This week, I was able to attend to the Fractal Hackfest. My train from Paris arrived at Strasbourg at 12:45, so I missed the beginning of the Hackfest in the morning but I could be there for the afternoon. I stayed until the middle of Saturday’s afternoon.
On Thursday, I wasn’t there on the morning but there was a sum up of the important part of the morning’s discussions.
There can be two main use cases for Matrix: one for friends, family and other small group discussions, where there are a low volume of messages and you care about all of them; and another for huge and noisy rooms in which there is a lot going on and you don’t necessarily care about most of it (for instance, you would want to be able to focus on the messages mentioning you). Both of these use cases could motivate to split Fractal in two apps: “Barbecue” (for the first use case) and “Banquet” (for the second one).
However, this leads to several open questions:
- How to decide where each room goes?
- Would there be one or two code bases for these apps?
- Would there be one or two Matrix daemon? The Matrix daemon would be a multiplexer for the two applications which would dispatch Matrix events to the appropriate application and send messages and media to Matrix homeservers (see the pictures above). But how would the IPC be implemented? With D-Bus, with COAPT or CBOR over a Unix socket? With JSON over HTTP?
- For Barbecue, what would be the possible fallback options and how would work the interactions with other protocols (e.g. SMS)?
On Friday morning, there was discussions about the support of E2EE (i.e. end to end encryption). Some questions need to be solved for that:
- How to implement it? There would either be a portage of the Matrix<->libolm interface code from matrix-js-sdk to fractal-api or a contribution to build a common matrix-olm-wrapper project which would provide Matrix<->libolm glue for all native clients.
- Investigations about how to share keys more securely between devices are going on.
There was also a discussion about VoIP support for Fractal.
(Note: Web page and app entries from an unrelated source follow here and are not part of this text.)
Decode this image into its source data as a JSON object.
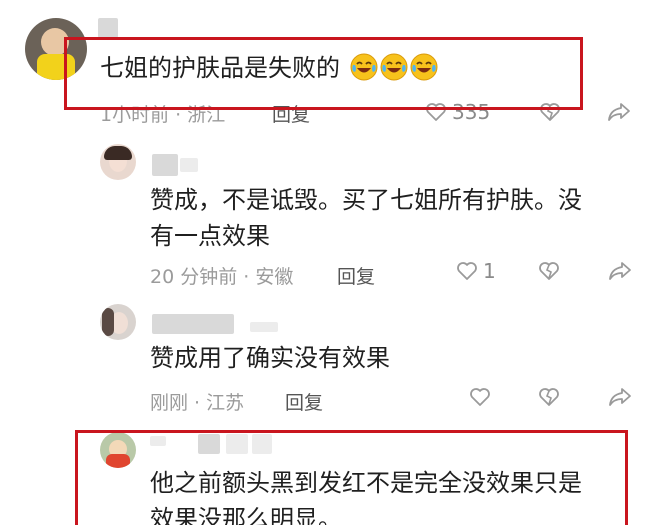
{
  "comments": [
    {
      "text": "七姐的护肤品是失败的",
      "emoji_icon": "tears-of-joy-emoji",
      "emoji_count": 3,
      "time": "1小时前",
      "location": "浙江",
      "reply_label": "回复",
      "like_count": "335"
    },
    {
      "text_line1": "赞成，不是诋毁。买了七姐所有护肤。没",
      "text_line2": "有一点效果",
      "meta": "20 分钟前 · 安徽",
      "reply_label": "回复",
      "like_count": "1"
    },
    {
      "text": "赞成用了确实没有效果",
      "meta": "刚刚 · 江苏",
      "reply_label": "回复"
    },
    {
      "text_line1": "他之前额头黑到发红不是完全没效果只是",
      "text_line2": "效果没那么明显。"
    }
  ],
  "icons": {
    "like": "heart-outline-icon",
    "dislike": "broken-heart-icon",
    "share": "share-arrow-icon"
  },
  "colors": {
    "highlight": "#c9151e",
    "meta": "#9b9b9b",
    "text": "#1f1f1f"
  }
}
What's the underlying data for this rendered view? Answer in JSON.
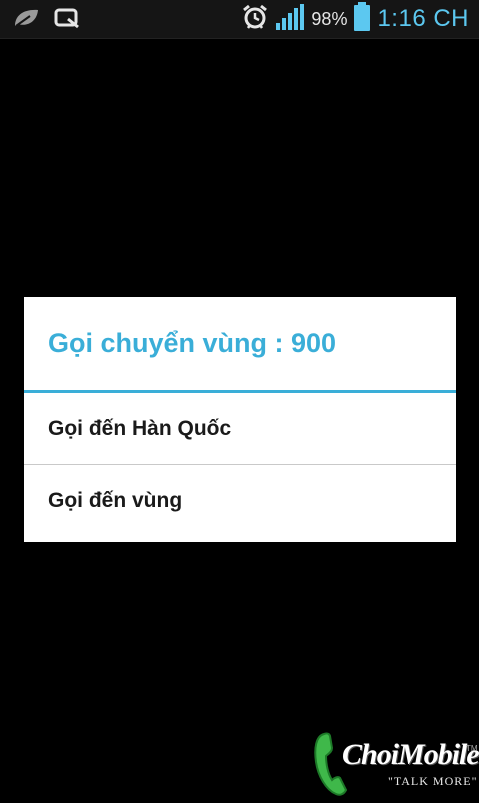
{
  "status_bar": {
    "left_icons": [
      "leaf-icon",
      "qslide-icon"
    ],
    "alarm_icon": "alarm-clock-icon",
    "signal_icon": "signal-bars-icon",
    "battery_percent": "98%",
    "battery_level": 0.98,
    "battery_icon": "battery-icon",
    "time": "1:16 CH",
    "accent_color": "#5cc8f0"
  },
  "dialog": {
    "title": "Gọi chuyển vùng : 900",
    "title_color": "#3aaed8",
    "items": [
      {
        "label": "Gọi đến Hàn Quốc"
      },
      {
        "label": "Gọi đến vùng"
      }
    ]
  },
  "watermark": {
    "brand": "ChoiMobile",
    "tagline": "\"TALK MORE\"",
    "tm": "TM"
  }
}
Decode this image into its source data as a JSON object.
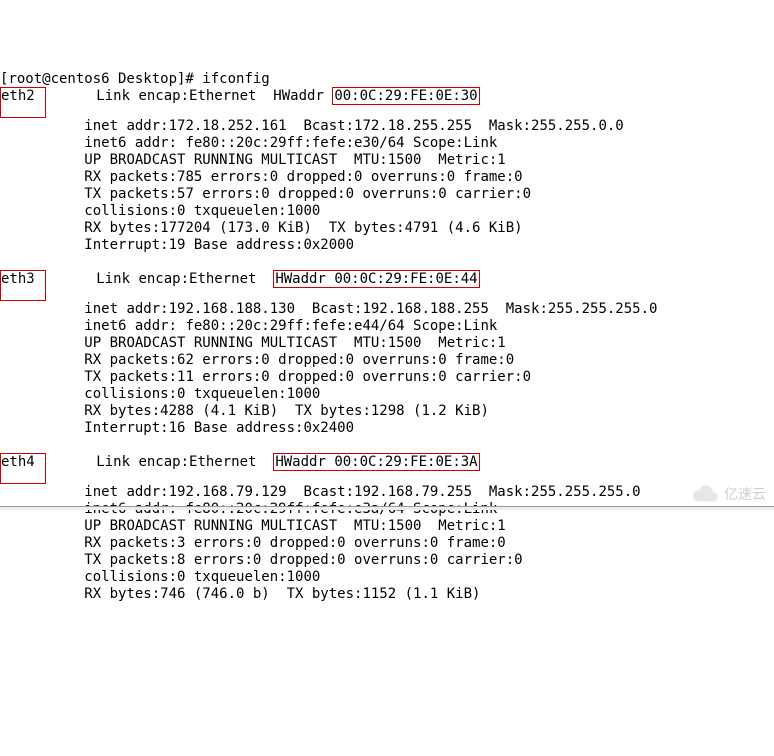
{
  "prompt": "[root@centos6 Desktop]# ",
  "command": "ifconfig",
  "watermark": "亿速云",
  "interfaces": [
    {
      "name": "eth2",
      "encap_prefix": "Link encap:Ethernet  HWaddr ",
      "hwaddr": "00:0C:29:FE:0E:30",
      "hwaddr_boxed": true,
      "hwaddr_prefix_boxed": false,
      "lines": [
        "inet addr:172.18.252.161  Bcast:172.18.255.255  Mask:255.255.0.0",
        "inet6 addr: fe80::20c:29ff:fefe:e30/64 Scope:Link",
        "UP BROADCAST RUNNING MULTICAST  MTU:1500  Metric:1",
        "RX packets:785 errors:0 dropped:0 overruns:0 frame:0",
        "TX packets:57 errors:0 dropped:0 overruns:0 carrier:0",
        "collisions:0 txqueuelen:1000",
        "RX bytes:177204 (173.0 KiB)  TX bytes:4791 (4.6 KiB)",
        "Interrupt:19 Base address:0x2000"
      ]
    },
    {
      "name": "eth3",
      "encap_prefix": "Link encap:Ethernet  ",
      "hwaddr": "HWaddr 00:0C:29:FE:0E:44",
      "hwaddr_boxed": true,
      "hwaddr_prefix_boxed": true,
      "lines": [
        "inet addr:192.168.188.130  Bcast:192.168.188.255  Mask:255.255.255.0",
        "inet6 addr: fe80::20c:29ff:fefe:e44/64 Scope:Link",
        "UP BROADCAST RUNNING MULTICAST  MTU:1500  Metric:1",
        "RX packets:62 errors:0 dropped:0 overruns:0 frame:0",
        "TX packets:11 errors:0 dropped:0 overruns:0 carrier:0",
        "collisions:0 txqueuelen:1000",
        "RX bytes:4288 (4.1 KiB)  TX bytes:1298 (1.2 KiB)",
        "Interrupt:16 Base address:0x2400"
      ]
    },
    {
      "name": "eth4",
      "encap_prefix": "Link encap:Ethernet  ",
      "hwaddr": "HWaddr 00:0C:29:FE:0E:3A",
      "hwaddr_boxed": true,
      "hwaddr_prefix_boxed": true,
      "lines": [
        "inet addr:192.168.79.129  Bcast:192.168.79.255  Mask:255.255.255.0",
        "inet6 addr: fe80::20c:29ff:fefe:e3a/64 Scope:Link",
        "UP BROADCAST RUNNING MULTICAST  MTU:1500  Metric:1",
        "RX packets:3 errors:0 dropped:0 overruns:0 frame:0",
        "TX packets:8 errors:0 dropped:0 overruns:0 carrier:0",
        "collisions:0 txqueuelen:1000",
        "RX bytes:746 (746.0 b)  TX bytes:1152 (1.1 KiB)"
      ]
    }
  ]
}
There are currently three implementation choices for it WebRTC.org (Google’s library), GStreamer or TNG (if/when Matrix.org opensources its own WebRTC library). WebRTC.org is the most mature and resourced implementation so it would be strongly recommended to use it even if it isn’t part of GNOME.
Different use cases for the multi-account has been listed: personal vs work, multi-project (i.e. an account for each project you would work on) or in order to be able to still use an old account (because it is not possible to migrate an account from a homeserver to another).
In the afternoon, there was a discussion about the possibility of dividing fractal-gtk in order to have three crates (the Matrix API, the backend and the UI). We have talked with Julian (the other GSoC student working on Fractal) and Daniel (our mentor) to know precisely the planning for GSoC. I will be investigating on the localization support during the next weeks and implement it, if it is possible (we are not sure about it for now because of the uncertain status of the Rust binding for gettext). Finally, we have established a list of tasks that should be done for Fractal during the upcoming time (see the picture below).
Saturday morning was about the room history:
- The width of the column in which the messages appear (how to deal with the resizing of the window and the different layouts)
- The support of inline media (like images, videos, audio, formatted text, document preview, link preview, emotes, notice (like GitLab notifications), location).
- Support the display of redacted messages, membership changes, replies and room events.
- The design of the interface to download files.
- Displaying read receipts: just indicate when a user have read a message in a one-to-one chat, also display the name/avatar of the people reading a message, maybe just display the read receipt when pinging someone.
- Messages actions: possible implementations are mouse hovering, secondary/long press or primary click on the messages.
About how I felt about this event, I was quite shy at first, especially because it was the very first event related to computer science I was attending to and I wasn’t participating very much. But the other people were very welcoming (some of them even told me that I was welcome in the GNOME family :)) so it helped me a lot! At least I could learn some things about UI/UX design and have an idea of how decisions are made. At the end, I was very happy about this experience and I will certainly come to GUADEC too!